TASK ITEM -
Select from the records below every line that has the word "text" in it.

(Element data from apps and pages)
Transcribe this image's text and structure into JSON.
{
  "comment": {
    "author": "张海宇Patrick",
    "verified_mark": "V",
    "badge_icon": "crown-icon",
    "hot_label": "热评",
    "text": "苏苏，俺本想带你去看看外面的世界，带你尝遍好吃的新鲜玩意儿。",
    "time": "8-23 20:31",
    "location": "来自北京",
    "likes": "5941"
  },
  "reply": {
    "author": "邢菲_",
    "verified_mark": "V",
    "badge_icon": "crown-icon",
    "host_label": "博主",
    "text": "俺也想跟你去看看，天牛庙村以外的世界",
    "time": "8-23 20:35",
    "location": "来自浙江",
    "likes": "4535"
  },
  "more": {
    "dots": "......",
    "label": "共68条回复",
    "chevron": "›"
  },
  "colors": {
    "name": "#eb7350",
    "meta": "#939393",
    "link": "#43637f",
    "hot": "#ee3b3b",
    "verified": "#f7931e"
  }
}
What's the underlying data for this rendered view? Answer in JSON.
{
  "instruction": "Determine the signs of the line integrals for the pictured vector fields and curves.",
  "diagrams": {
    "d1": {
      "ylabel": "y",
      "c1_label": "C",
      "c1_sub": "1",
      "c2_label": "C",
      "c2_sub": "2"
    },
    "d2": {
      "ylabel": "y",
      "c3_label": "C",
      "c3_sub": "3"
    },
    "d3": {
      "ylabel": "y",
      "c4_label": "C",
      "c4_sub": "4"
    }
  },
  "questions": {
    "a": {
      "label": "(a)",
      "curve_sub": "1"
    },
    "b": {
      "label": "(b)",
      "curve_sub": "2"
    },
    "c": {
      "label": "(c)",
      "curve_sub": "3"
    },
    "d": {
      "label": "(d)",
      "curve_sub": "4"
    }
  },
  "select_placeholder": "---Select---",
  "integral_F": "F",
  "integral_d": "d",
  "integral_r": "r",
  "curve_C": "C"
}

EXERCISE OUTPUT -
Transcribe this image's text and structure into JSON.
    "text": "苏苏，俺本想带你去看看外面的世界，带你尝遍好吃的新鲜玩意儿。",
    "text": "俺也想跟你去看看，天牛庙村以外的世界",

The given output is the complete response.